The circle represents all of the crap in the world. “Crap” is basically anything that does not contribute to the shalom that God intended for his world—all of the sin and evil and waste and decay and violence and destruction that has ever been a part of the world we inhabit. We don’t like crap. Crap hurts us and prevents us from flourishing as we were intended to. Crap doesn’t belong.
But there is more than one kind of crap! Indeed, there are probably many more than three kinds of crap, but I usually start with these.
- Crap I’m Responsible For: This is the crap I contribute to “The Crap Circle.” These are the sins that I willfully commit, the wrong that I do even though I know I shouldn’t. This is my impatience, greed, selfishness, insensitivity, anger, malice, sloth, etc. This is the crap for which I am responsible—the crap that I am guilty for. This is the crap for which a righteous and holy God will justly judge me.
- Crap I’m a Victim Of: This is the crap that affects me—often in deep and painful ways. This is the kind of crap we do not ask for—these are the patterns of dysfunction and abuse that we are born into, the evil others inflict upon us, the societal structures that we born into but are resistant to change, the sociobiological hand we are dealt that we do not choose, but which nonetheless affects (not determines) the people we are and the people we are becoming. I am not guilty for this crap, but this crap affects me deeply.
- Metaphysical Crap: This is quite likely just a variation of Crap #2 only on a broader level. This is the crap that is simply part of the way the world is. However we might think of “original sin,” it would fall into this category. This is Romans 8 crap—this is creation groaning, this is earthquakes in Haiti, this is the systemic evil that has characterized our planet and our experience as human beings since the beginning. This is the biggest crap we can imagine—crap that can leave us speechless and helpless.
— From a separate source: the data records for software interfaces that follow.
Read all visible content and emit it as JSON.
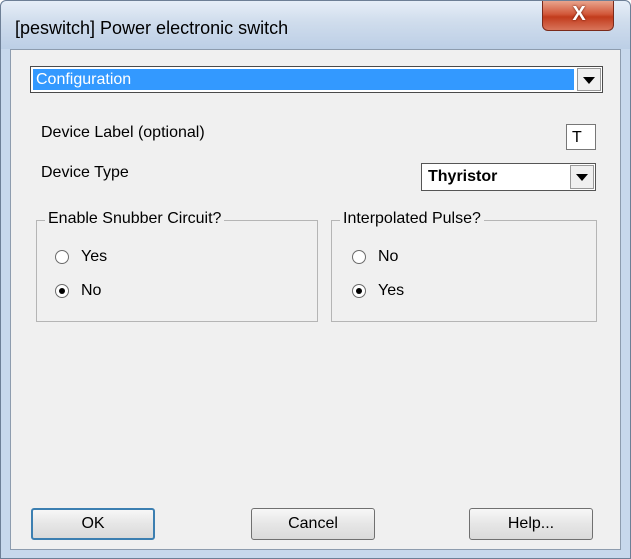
{
  "window": {
    "title": "[peswitch] Power electronic switch",
    "close_label": "X"
  },
  "section_select": {
    "value": "Configuration"
  },
  "fields": {
    "device_label": {
      "label": "Device Label (optional)",
      "value": "T"
    },
    "device_type": {
      "label": "Device Type",
      "value": "Thyristor"
    }
  },
  "snubber_group": {
    "title": "Enable Snubber Circuit?",
    "options": [
      {
        "label": "Yes",
        "checked": false
      },
      {
        "label": "No",
        "checked": true
      }
    ]
  },
  "pulse_group": {
    "title": "Interpolated Pulse?",
    "options": [
      {
        "label": "No",
        "checked": false
      },
      {
        "label": "Yes",
        "checked": true
      }
    ]
  },
  "buttons": {
    "ok": "OK",
    "cancel": "Cancel",
    "help": "Help..."
  },
  "colors": {
    "selection": "#3399ff",
    "close_button": "#c23b1c",
    "frame": "#c7d8ec"
  }
}
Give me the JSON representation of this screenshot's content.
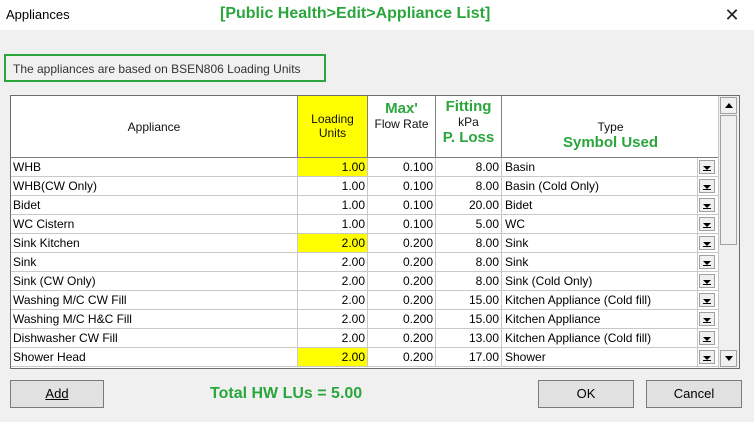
{
  "window": {
    "title": "Appliances",
    "annotation": "[Public Health>Edit>Appliance List]",
    "close_glyph": "✕"
  },
  "info": "The appliances are based on BSEN806 Loading Units",
  "columns": {
    "appliance": "Appliance",
    "loading_1": "Loading",
    "loading_2": "Units",
    "max_green": "Max'",
    "flow": "Flow Rate",
    "fitting_green": "Fitting",
    "kpa": "kPa",
    "ploss_green": "P. Loss",
    "type": "Type",
    "symbol_green": "Symbol Used"
  },
  "rows": [
    {
      "appliance": "WHB",
      "lu": "1.00",
      "flow": "0.100",
      "loss": "8.00",
      "type": "Basin",
      "highlight": true
    },
    {
      "appliance": "WHB(CW Only)",
      "lu": "1.00",
      "flow": "0.100",
      "loss": "8.00",
      "type": "Basin (Cold Only)",
      "highlight": false
    },
    {
      "appliance": "Bidet",
      "lu": "1.00",
      "flow": "0.100",
      "loss": "20.00",
      "type": "Bidet",
      "highlight": false
    },
    {
      "appliance": "WC Cistern",
      "lu": "1.00",
      "flow": "0.100",
      "loss": "5.00",
      "type": "WC",
      "highlight": false
    },
    {
      "appliance": "Sink Kitchen",
      "lu": "2.00",
      "flow": "0.200",
      "loss": "8.00",
      "type": "Sink",
      "highlight": true
    },
    {
      "appliance": "Sink",
      "lu": "2.00",
      "flow": "0.200",
      "loss": "8.00",
      "type": "Sink",
      "highlight": false
    },
    {
      "appliance": "Sink (CW Only)",
      "lu": "2.00",
      "flow": "0.200",
      "loss": "8.00",
      "type": "Sink (Cold Only)",
      "highlight": false
    },
    {
      "appliance": "Washing M/C CW Fill",
      "lu": "2.00",
      "flow": "0.200",
      "loss": "15.00",
      "type": "Kitchen Appliance (Cold fill)",
      "highlight": false
    },
    {
      "appliance": "Washing M/C H&C Fill",
      "lu": "2.00",
      "flow": "0.200",
      "loss": "15.00",
      "type": "Kitchen Appliance",
      "highlight": false
    },
    {
      "appliance": "Dishwasher CW Fill",
      "lu": "2.00",
      "flow": "0.200",
      "loss": "13.00",
      "type": "Kitchen Appliance (Cold fill)",
      "highlight": false
    },
    {
      "appliance": "Shower Head",
      "lu": "2.00",
      "flow": "0.200",
      "loss": "17.00",
      "type": "Shower",
      "highlight": true
    }
  ],
  "buttons": {
    "add": "Add",
    "ok": "OK",
    "cancel": "Cancel"
  },
  "total": "Total HW LUs = 5.00",
  "colors": {
    "annotation_green": "#2aa63c",
    "highlight_yellow": "#ffff00"
  }
}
Now, of course the math in the diagram above is not meant to be precise! I do not mean to suggest that you or I contribute exactly 25% of the crap in the crap circle or that “Metaphysical Crap” is only 50% or anything like that. Far from it! There is obviously a lot of crap overlap and some crap might resist easy categorization. The diagram is simply meant to acknowledge the variety and complexity of the crap in our world.
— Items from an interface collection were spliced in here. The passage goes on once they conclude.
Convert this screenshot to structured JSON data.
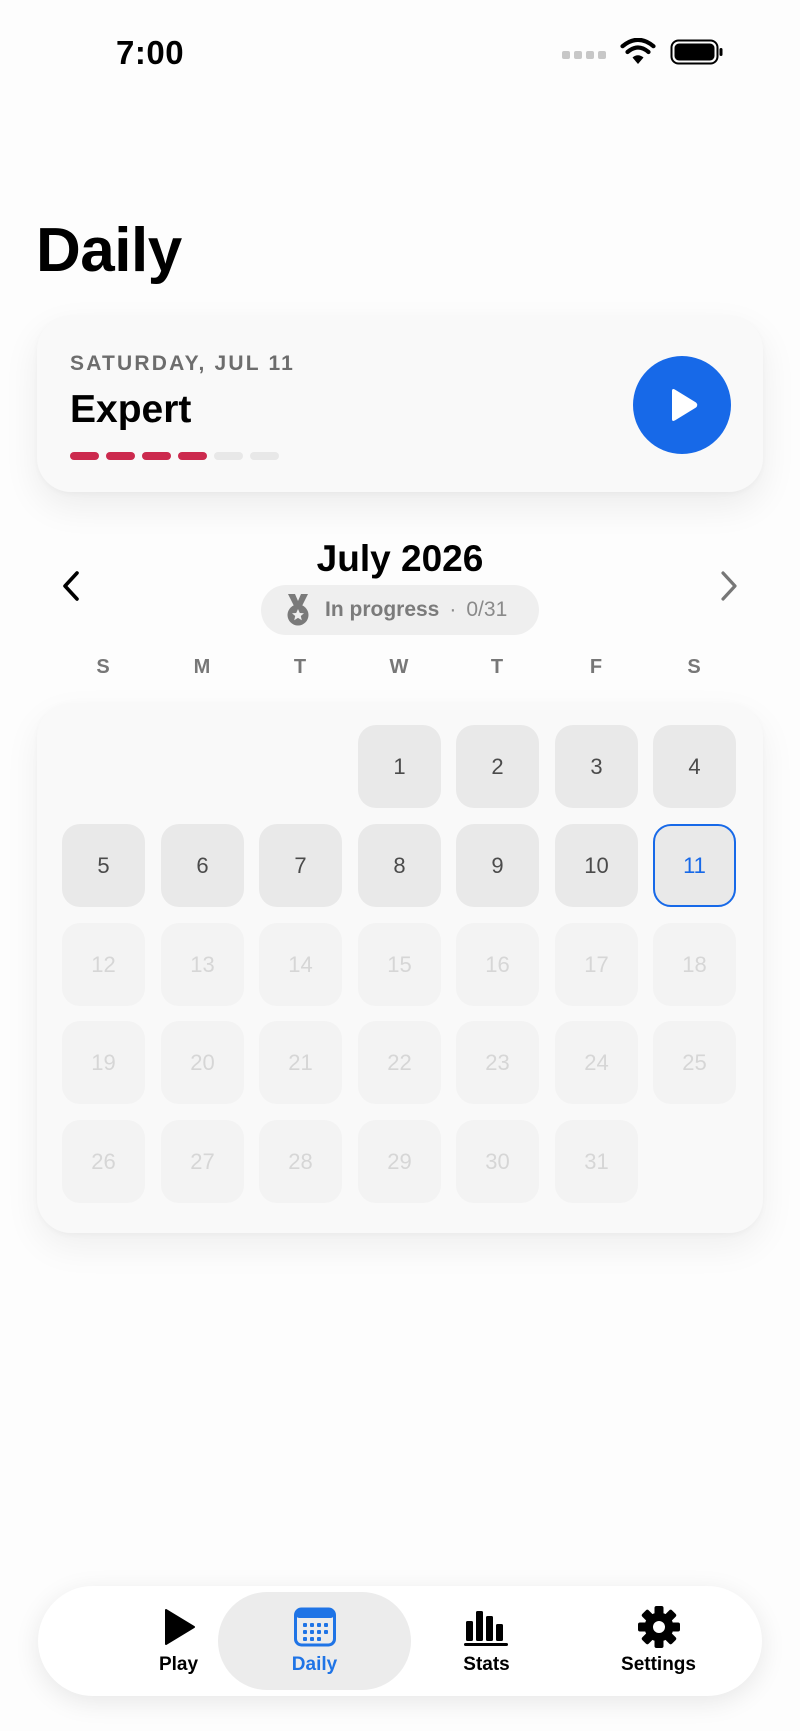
{
  "status_bar": {
    "time": "7:00"
  },
  "page": {
    "title": "Daily"
  },
  "daily_card": {
    "date": "SATURDAY, JUL 11",
    "difficulty": "Expert",
    "difficulty_level": 4,
    "difficulty_max": 6,
    "difficulty_color": "#cc2a4e",
    "play_icon": "play-icon",
    "accent_color": "#1769e8"
  },
  "calendar": {
    "month_title": "July 2026",
    "prev_icon": "chevron-left-icon",
    "next_icon": "chevron-right-icon",
    "progress": {
      "icon": "medal-icon",
      "status": "In progress",
      "separator": "·",
      "count": "0/31"
    },
    "weekdays": [
      "S",
      "M",
      "T",
      "W",
      "T",
      "F",
      "S"
    ],
    "first_weekday_index": 3,
    "days": [
      {
        "label": "1",
        "state": "past"
      },
      {
        "label": "2",
        "state": "past"
      },
      {
        "label": "3",
        "state": "past"
      },
      {
        "label": "4",
        "state": "past"
      },
      {
        "label": "5",
        "state": "past"
      },
      {
        "label": "6",
        "state": "past"
      },
      {
        "label": "7",
        "state": "past"
      },
      {
        "label": "8",
        "state": "past"
      },
      {
        "label": "9",
        "state": "past"
      },
      {
        "label": "10",
        "state": "past"
      },
      {
        "label": "11",
        "state": "today"
      },
      {
        "label": "12",
        "state": "future"
      },
      {
        "label": "13",
        "state": "future"
      },
      {
        "label": "14",
        "state": "future"
      },
      {
        "label": "15",
        "state": "future"
      },
      {
        "label": "16",
        "state": "future"
      },
      {
        "label": "17",
        "state": "future"
      },
      {
        "label": "18",
        "state": "future"
      },
      {
        "label": "19",
        "state": "future"
      },
      {
        "label": "20",
        "state": "future"
      },
      {
        "label": "21",
        "state": "future"
      },
      {
        "label": "22",
        "state": "future"
      },
      {
        "label": "23",
        "state": "future"
      },
      {
        "label": "24",
        "state": "future"
      },
      {
        "label": "25",
        "state": "future"
      },
      {
        "label": "26",
        "state": "future"
      },
      {
        "label": "27",
        "state": "future"
      },
      {
        "label": "28",
        "state": "future"
      },
      {
        "label": "29",
        "state": "future"
      },
      {
        "label": "30",
        "state": "future"
      },
      {
        "label": "31",
        "state": "future"
      }
    ]
  },
  "tab_bar": {
    "tabs": [
      {
        "label": "Play",
        "icon": "play-icon",
        "active": false
      },
      {
        "label": "Daily",
        "icon": "calendar-icon",
        "active": true
      },
      {
        "label": "Stats",
        "icon": "bar-chart-icon",
        "active": false
      },
      {
        "label": "Settings",
        "icon": "gear-icon",
        "active": false
      }
    ],
    "active_color": "#1f74e6"
  }
}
And the good news—the really, really good news of the gospel!—is that Jesus takes care of all of the crap in “The Crap Circle!” Not just the crap I’m responsible for. Not just the crap that is done to me. Not just the really big crap. All of it. I am not simply a forensic entity that needs to be declared “not guilty,” nor am I simply a victim who needs to be healed and restored, nor am I simply an incidental, insignificant part of a cosmos evolving toward wholeness. Jesus is God Incarnate, coming to judge and forgive and heal and restore and be victimized by and, ultimately, paradoxically, to defeat all of the crap in the circle.
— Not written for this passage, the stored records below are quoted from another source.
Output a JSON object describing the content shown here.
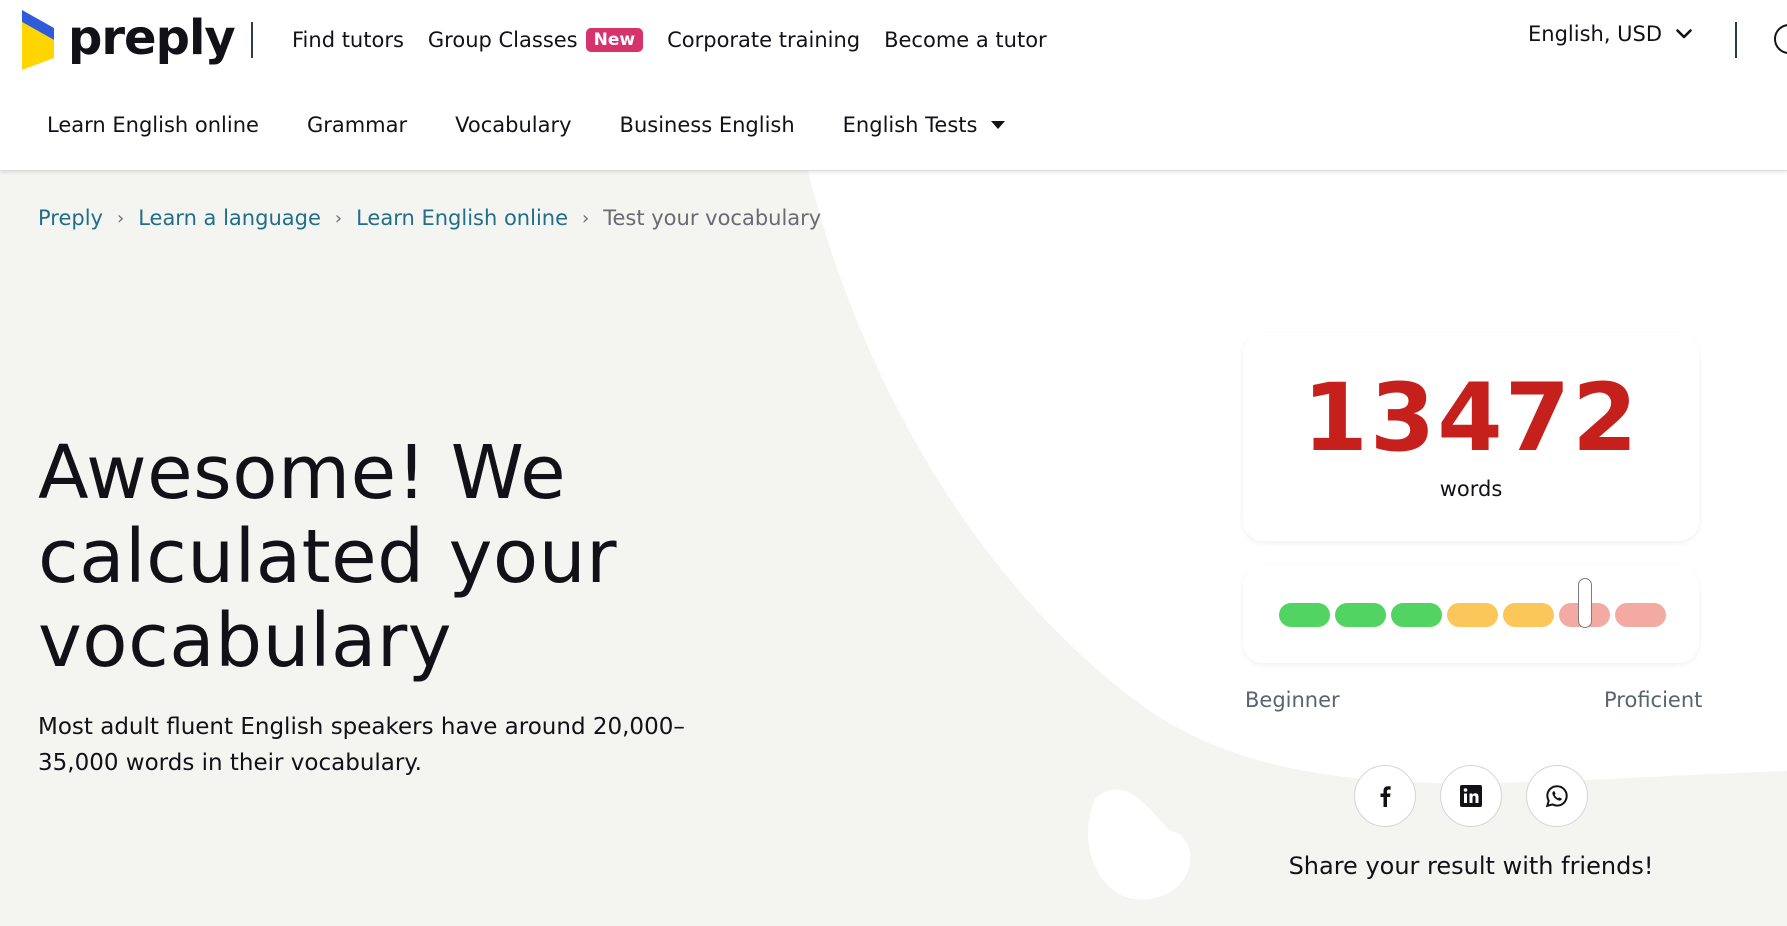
{
  "header": {
    "logo_text": "preply",
    "nav": [
      {
        "label": "Find tutors"
      },
      {
        "label": "Group Classes",
        "badge": "New"
      },
      {
        "label": "Corporate training"
      },
      {
        "label": "Become a tutor"
      }
    ],
    "language_currency": "English, USD",
    "icons": {
      "language_chevron": "chevron-down-icon",
      "search": "search-icon"
    }
  },
  "subnav": {
    "items": [
      {
        "label": "Learn English online"
      },
      {
        "label": "Grammar"
      },
      {
        "label": "Vocabulary"
      },
      {
        "label": "Business English"
      },
      {
        "label": "English Tests",
        "has_dropdown": true
      }
    ]
  },
  "breadcrumb": {
    "items": [
      "Preply",
      "Learn a language",
      "Learn English online"
    ],
    "current": "Test your vocabulary",
    "separator": "›"
  },
  "hero": {
    "headline_lines": [
      "Awesome! We",
      "calculated your",
      "vocabulary"
    ],
    "description": "Most adult fluent English speakers have around 20,000–35,000 words in their vocabulary."
  },
  "result": {
    "word_count": "13472",
    "word_label": "words",
    "scale": {
      "segment_colors": [
        "#52d462",
        "#52d462",
        "#52d462",
        "#fbc65a",
        "#fbc65a",
        "#f2aaa3",
        "#f2aaa3"
      ],
      "marker_position_fraction": 0.79,
      "low_label": "Beginner",
      "high_label": "Proficient"
    },
    "share": {
      "buttons": [
        "facebook-icon",
        "linkedin-icon",
        "whatsapp-icon"
      ],
      "text": "Share your result with friends!"
    }
  },
  "colors": {
    "accent_red": "#c6201c",
    "badge_pink": "#d6336c",
    "link_teal": "#1f6f8b",
    "hero_bg": "#f4f4f1",
    "logo_blue": "#2f5bd8",
    "logo_yellow": "#ffd500"
  }
}
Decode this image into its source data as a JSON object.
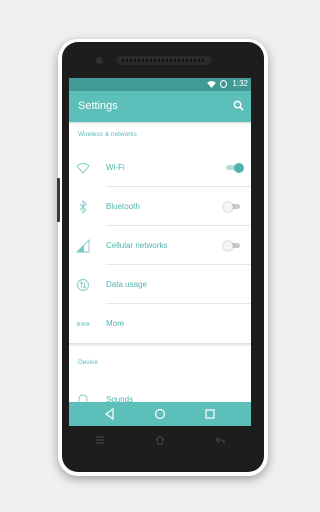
{
  "statusbar": {
    "time": "1:32",
    "wifi_icon": "wifi-icon",
    "battery_icon": "battery-icon"
  },
  "appbar": {
    "title": "Settings",
    "search_icon": "search-icon"
  },
  "sections": {
    "wireless": "Wireless & networks",
    "device": "Device"
  },
  "items": [
    {
      "label": "Wi-Fi",
      "icon": "wifi-icon",
      "toggle": true,
      "toggle_on": true
    },
    {
      "label": "Bluetooth",
      "icon": "bluetooth-icon",
      "toggle": true,
      "toggle_on": false
    },
    {
      "label": "Cellular networks",
      "icon": "signal-icon",
      "toggle": true,
      "toggle_on": false
    },
    {
      "label": "Data usage",
      "icon": "data-usage-icon",
      "toggle": false
    },
    {
      "label": "More",
      "icon": "more-icon",
      "toggle": false
    },
    {
      "label": "Sounds",
      "icon": "bell-icon",
      "toggle": false
    }
  ],
  "navbar": {
    "back_icon": "back-icon",
    "home_icon": "home-icon",
    "recents_icon": "recents-icon"
  },
  "hardware_keys": {
    "menu_icon": "menu-icon",
    "home_icon": "home-icon",
    "back_icon": "back-icon"
  },
  "colors": {
    "accent": "#5dbfb9",
    "status": "#429a96",
    "text_accent": "#4fb3ad"
  }
}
A lot more could be said, but I’ve gone on long enough. It has been gratifying to hear a few “a-ha’s” on the occasions when I have used “The Crap Circle” to describe the work of Christ to people. I think it is liberating for people to hear that they are more than just guilty sinners. I think it it is attractive for them (and vitally necessary!) to see the cross presented in terms that go beyond individual acquittal. It is compelling for them to see the cross (and the earthly life, resurrection, glorification, and reign) of Christ in the context of the bigger picture of God reconciling all things to himself and leading his world to a crap-free future.
This is a good God. This is good news.